### Work order
Your task is to give the entries back exactly, leaving nothing out.

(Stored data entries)
· · · · ·

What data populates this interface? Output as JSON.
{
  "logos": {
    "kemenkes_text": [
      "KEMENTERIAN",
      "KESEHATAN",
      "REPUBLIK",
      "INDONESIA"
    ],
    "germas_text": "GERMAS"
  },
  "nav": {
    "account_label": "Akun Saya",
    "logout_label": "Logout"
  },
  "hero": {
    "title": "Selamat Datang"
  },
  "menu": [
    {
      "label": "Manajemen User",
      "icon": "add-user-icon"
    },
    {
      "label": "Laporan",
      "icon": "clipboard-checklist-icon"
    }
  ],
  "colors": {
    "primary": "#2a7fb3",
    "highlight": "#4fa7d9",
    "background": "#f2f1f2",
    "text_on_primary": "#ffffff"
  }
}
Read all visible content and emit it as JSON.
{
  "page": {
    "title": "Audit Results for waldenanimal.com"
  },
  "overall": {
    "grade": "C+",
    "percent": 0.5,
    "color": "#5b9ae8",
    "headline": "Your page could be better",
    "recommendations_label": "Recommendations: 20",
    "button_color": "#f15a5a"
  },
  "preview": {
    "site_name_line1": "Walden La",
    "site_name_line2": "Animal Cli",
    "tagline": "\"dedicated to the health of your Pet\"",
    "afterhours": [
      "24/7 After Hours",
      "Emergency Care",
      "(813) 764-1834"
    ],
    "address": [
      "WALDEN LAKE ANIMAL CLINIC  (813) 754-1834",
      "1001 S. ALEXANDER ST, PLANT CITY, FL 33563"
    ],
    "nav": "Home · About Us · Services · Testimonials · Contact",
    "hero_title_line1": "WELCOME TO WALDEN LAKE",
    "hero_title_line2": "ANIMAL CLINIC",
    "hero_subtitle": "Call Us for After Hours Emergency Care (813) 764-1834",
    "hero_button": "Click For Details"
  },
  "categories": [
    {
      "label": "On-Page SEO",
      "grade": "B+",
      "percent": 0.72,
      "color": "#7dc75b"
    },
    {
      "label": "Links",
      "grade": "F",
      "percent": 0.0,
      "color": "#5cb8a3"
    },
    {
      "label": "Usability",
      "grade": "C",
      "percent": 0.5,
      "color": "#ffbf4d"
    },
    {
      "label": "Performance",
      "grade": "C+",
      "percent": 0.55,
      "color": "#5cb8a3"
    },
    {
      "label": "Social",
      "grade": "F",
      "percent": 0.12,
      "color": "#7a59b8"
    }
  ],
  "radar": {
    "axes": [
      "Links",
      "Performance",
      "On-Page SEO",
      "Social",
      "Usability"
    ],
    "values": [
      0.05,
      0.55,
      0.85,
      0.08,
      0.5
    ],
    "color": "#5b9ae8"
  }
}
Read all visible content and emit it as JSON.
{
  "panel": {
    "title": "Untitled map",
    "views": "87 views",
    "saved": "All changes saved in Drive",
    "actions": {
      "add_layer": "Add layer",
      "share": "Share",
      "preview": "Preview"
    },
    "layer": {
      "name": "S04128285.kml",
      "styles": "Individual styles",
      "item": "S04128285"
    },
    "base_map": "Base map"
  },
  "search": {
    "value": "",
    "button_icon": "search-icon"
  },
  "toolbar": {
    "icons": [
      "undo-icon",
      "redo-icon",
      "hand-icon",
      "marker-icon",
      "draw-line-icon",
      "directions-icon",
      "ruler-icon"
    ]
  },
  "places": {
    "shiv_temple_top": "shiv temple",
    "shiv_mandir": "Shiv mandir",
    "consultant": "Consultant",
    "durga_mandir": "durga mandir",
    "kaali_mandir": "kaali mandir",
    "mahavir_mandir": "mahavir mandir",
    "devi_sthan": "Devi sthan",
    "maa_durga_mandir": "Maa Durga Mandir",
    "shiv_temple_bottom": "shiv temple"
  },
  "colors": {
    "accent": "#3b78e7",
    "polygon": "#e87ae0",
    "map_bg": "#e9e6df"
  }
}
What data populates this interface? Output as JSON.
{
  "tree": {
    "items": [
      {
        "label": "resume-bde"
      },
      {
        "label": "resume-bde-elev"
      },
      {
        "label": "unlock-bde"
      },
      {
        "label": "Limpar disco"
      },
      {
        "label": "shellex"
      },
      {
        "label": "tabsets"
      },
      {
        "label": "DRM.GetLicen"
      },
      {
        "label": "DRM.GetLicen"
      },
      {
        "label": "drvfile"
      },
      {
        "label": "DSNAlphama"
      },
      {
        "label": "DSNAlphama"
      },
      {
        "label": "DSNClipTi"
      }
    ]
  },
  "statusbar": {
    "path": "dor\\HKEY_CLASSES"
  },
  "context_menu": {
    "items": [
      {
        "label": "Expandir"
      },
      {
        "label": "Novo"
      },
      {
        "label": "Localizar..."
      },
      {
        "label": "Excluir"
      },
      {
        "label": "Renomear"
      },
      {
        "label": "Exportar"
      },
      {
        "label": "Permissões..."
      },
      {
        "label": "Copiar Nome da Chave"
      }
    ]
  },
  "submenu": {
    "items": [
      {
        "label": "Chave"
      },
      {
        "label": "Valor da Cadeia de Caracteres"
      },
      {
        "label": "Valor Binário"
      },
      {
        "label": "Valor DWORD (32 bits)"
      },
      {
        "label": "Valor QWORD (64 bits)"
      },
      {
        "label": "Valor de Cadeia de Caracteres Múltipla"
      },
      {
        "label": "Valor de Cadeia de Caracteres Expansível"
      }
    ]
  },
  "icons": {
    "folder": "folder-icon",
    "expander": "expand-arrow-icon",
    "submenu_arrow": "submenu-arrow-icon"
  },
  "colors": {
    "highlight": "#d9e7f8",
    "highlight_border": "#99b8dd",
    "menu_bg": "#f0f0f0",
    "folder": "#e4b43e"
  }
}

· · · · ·

### Result
What data populates this interface? Output as JSON.
{
  "logos": {
    "kemenkes_text": [
      "KEMENTERIAN",
      "KESEHATAN",
      "REPUBLIK",
      "INDONESIA"
    ],
    "germas_text": "GERMAS"
  },
  "nav": {
    "account_label": "Akun Saya",
    "logout_label": "Logout"
  },
  "hero": {
    "title": "Selamat Datang"
  },
  "menu": [
    {
      "label": "Manajemen User",
      "icon": "add-user-icon"
    },
    {
      "label": "Laporan",
      "icon": "clipboard-checklist-icon"
    }
  ],
  "colors": {
    "primary": "#2a7fb3",
    "highlight": "#4fa7d9",
    "background": "#f2f1f2",
    "text_on_primary": "#ffffff"
  }
}
Read all visible content and emit it as JSON.
{
  "page": {
    "title": "Audit Results for waldenanimal.com"
  },
  "overall": {
    "grade": "C+",
    "percent": 0.5,
    "color": "#5b9ae8",
    "headline": "Your page could be better",
    "recommendations_label": "Recommendations: 20",
    "button_color": "#f15a5a"
  },
  "preview": {
    "site_name_line1": "Walden La",
    "site_name_line2": "Animal Cli",
    "tagline": "\"dedicated to the health of your Pet\"",
    "afterhours": [
      "24/7 After Hours",
      "Emergency Care",
      "(813) 764-1834"
    ],
    "address": [
      "WALDEN LAKE ANIMAL CLINIC  (813) 754-1834",
      "1001 S. ALEXANDER ST, PLANT CITY, FL 33563"
    ],
    "nav": "Home · About Us · Services · Testimonials · Contact",
    "hero_title_line1": "WELCOME TO WALDEN LAKE",
    "hero_title_line2": "ANIMAL CLINIC",
    "hero_subtitle": "Call Us for After Hours Emergency Care (813) 764-1834",
    "hero_button": "Click For Details"
  },
  "categories": [
    {
      "label": "On-Page SEO",
      "grade": "B+",
      "percent": 0.72,
      "color": "#7dc75b"
    },
    {
      "label": "Links",
      "grade": "F",
      "percent": 0.0,
      "color": "#5cb8a3"
    },
    {
      "label": "Usability",
      "grade": "C",
      "percent": 0.5,
      "color": "#ffbf4d"
    },
    {
      "label": "Performance",
      "grade": "C+",
      "percent": 0.55,
      "color": "#5cb8a3"
    },
    {
      "label": "Social",
      "grade": "F",
      "percent": 0.12,
      "color": "#7a59b8"
    }
  ],
  "radar": {
    "axes": [
      "Links",
      "Performance",
      "On-Page SEO",
      "Social",
      "Usability"
    ],
    "values": [
      0.05,
      0.55,
      0.85,
      0.08,
      0.5
    ],
    "color": "#5b9ae8"
  }
}
Read all visible content and emit it as JSON.
{
  "panel": {
    "title": "Untitled map",
    "views": "87 views",
    "saved": "All changes saved in Drive",
    "actions": {
      "add_layer": "Add layer",
      "share": "Share",
      "preview": "Preview"
    },
    "layer": {
      "name": "S04128285.kml",
      "styles": "Individual styles",
      "item": "S04128285"
    },
    "base_map": "Base map"
  },
  "search": {
    "value": "",
    "button_icon": "search-icon"
  },
  "toolbar": {
    "icons": [
      "undo-icon",
      "redo-icon",
      "hand-icon",
      "marker-icon",
      "draw-line-icon",
      "directions-icon",
      "ruler-icon"
    ]
  },
  "places": {
    "shiv_temple_top": "shiv temple",
    "shiv_mandir": "Shiv mandir",
    "consultant": "Consultant",
    "durga_mandir": "durga mandir",
    "kaali_mandir": "kaali mandir",
    "mahavir_mandir": "mahavir mandir",
    "devi_sthan": "Devi sthan",
    "maa_durga_mandir": "Maa Durga Mandir",
    "shiv_temple_bottom": "shiv temple"
  },
  "colors": {
    "accent": "#3b78e7",
    "polygon": "#e87ae0",
    "map_bg": "#e9e6df"
  }
}
What data populates this interface? Output as JSON.
{
  "tree": {
    "items": [
      {
        "label": "resume-bde"
      },
      {
        "label": "resume-bde-elev"
      },
      {
        "label": "unlock-bde"
      },
      {
        "label": "Limpar disco"
      },
      {
        "label": "shellex"
      },
      {
        "label": "tabsets"
      },
      {
        "label": "DRM.GetLicen"
      },
      {
        "label": "DRM.GetLicen"
      },
      {
        "label": "drvfile"
      },
      {
        "label": "DSNAlphama"
      },
      {
        "label": "DSNAlphama"
      },
      {
        "label": "DSNClipTi"
      }
    ]
  },
  "statusbar": {
    "path": "dor\\HKEY_CLASSES"
  },
  "context_menu": {
    "items": [
      {
        "label": "Expandir"
      },
      {
        "label": "Novo"
      },
      {
        "label": "Localizar..."
      },
      {
        "label": "Excluir"
      },
      {
        "label": "Renomear"
      },
      {
        "label": "Exportar"
      },
      {
        "label": "Permissões..."
      },
      {
        "label": "Copiar Nome da Chave"
      }
    ]
  },
  "submenu": {
    "items": [
      {
        "label": "Chave"
      },
      {
        "label": "Valor da Cadeia de Caracteres"
      },
      {
        "label": "Valor Binário"
      },
      {
        "label": "Valor DWORD (32 bits)"
      },
      {
        "label": "Valor QWORD (64 bits)"
      },
      {
        "label": "Valor de Cadeia de Caracteres Múltipla"
      },
      {
        "label": "Valor de Cadeia de Caracteres Expansível"
      }
    ]
  },
  "icons": {
    "folder": "folder-icon",
    "expander": "expand-arrow-icon",
    "submenu_arrow": "submenu-arrow-icon"
  },
  "colors": {
    "highlight": "#d9e7f8",
    "highlight_border": "#99b8dd",
    "menu_bg": "#f0f0f0",
    "folder": "#e4b43e"
  }
}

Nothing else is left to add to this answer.